Date: Thu, 22 Jan 1998 17:38:22 -0500


Subject: Re: On the Level; On the Beam

On Wednesday, January 21, 1998 12:35 AM, Bapopik [SMTP:Bapopik[AT SYMBOL GOES HERE]AOL.COM] wrote:

Perhaps "on the level" is related to "on the beam"--a seafaring term. If a

ship's not "on the level" it's a titanic disaster.

--Barry Popik (seriously rethinking his upcoming trip to Guatemala)

More properly, on the beam means directly to the right or left (port or

starboard) as opposed to off the bow or the stern. Few sailing ships, however,

were ever on the level. When under sail, the ship would heal over to the

leeward side, and might have one rail almost in the water, with the other in

the air.

Another nautical term that is familiar to many is being "pooped." The poop

deck of a ship was the raised portion in the rear. As a ship moves through the

water, there is a displacement wave that runs along the hull, and limits how

fast a ship can go. If the ship pushes too hard, the displacement wave is

actually break over the poop deck, bringing the ship to a halt (and nearly

washing away the man at the wheel). This was called getting pooped. So, if

you work really hard, and really fast, then crash to a stop, you are "pooped."

Denis Anson, MS, OTR/L

Assistant Professor

Occupational Therapy Department

College Misericordia

301 Lake Street

Dallas, PA 18636

phone: 717-674-6413
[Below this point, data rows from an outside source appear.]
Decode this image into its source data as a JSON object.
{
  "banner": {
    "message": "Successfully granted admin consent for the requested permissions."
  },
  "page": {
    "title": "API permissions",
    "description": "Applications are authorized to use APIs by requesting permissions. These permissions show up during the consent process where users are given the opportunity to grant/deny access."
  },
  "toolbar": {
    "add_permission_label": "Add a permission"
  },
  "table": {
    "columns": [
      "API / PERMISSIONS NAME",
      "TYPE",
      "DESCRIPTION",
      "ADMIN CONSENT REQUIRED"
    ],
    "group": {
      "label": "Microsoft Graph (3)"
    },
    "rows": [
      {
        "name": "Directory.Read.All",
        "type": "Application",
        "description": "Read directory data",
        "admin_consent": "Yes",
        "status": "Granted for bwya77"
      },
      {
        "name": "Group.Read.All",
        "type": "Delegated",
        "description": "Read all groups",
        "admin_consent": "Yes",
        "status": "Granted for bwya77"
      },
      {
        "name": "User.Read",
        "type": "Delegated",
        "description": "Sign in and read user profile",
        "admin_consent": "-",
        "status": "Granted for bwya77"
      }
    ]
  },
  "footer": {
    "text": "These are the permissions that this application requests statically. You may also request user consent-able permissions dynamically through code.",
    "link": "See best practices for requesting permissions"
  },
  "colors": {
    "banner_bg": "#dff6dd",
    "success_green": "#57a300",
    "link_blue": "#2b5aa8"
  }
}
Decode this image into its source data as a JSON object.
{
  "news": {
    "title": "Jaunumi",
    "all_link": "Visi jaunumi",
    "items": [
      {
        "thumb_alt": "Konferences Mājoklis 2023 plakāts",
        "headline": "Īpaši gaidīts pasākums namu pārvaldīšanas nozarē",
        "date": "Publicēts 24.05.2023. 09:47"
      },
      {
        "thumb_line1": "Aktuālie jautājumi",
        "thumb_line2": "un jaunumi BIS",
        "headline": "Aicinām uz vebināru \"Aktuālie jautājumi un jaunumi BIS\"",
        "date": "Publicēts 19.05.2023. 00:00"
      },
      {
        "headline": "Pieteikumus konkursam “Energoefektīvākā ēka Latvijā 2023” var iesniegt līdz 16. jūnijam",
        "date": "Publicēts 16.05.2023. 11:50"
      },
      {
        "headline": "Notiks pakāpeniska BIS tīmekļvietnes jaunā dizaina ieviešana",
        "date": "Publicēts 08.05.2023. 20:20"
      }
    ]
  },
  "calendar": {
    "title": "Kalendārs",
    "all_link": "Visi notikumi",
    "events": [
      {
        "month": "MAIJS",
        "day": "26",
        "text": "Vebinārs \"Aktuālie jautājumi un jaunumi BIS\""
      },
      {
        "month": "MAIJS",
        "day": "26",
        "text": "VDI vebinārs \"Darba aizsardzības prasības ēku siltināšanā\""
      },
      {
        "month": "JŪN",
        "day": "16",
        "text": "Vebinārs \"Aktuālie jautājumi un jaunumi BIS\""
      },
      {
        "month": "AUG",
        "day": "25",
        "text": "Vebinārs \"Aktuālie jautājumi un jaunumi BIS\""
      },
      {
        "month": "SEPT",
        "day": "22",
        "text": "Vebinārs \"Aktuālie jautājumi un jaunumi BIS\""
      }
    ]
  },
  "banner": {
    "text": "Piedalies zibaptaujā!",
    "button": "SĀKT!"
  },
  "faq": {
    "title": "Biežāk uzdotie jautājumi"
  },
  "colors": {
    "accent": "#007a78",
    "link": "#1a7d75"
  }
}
fax: 717-674-8902

Author of:

Alternative Computer Access: Making Appropriate Selections

from FA Davis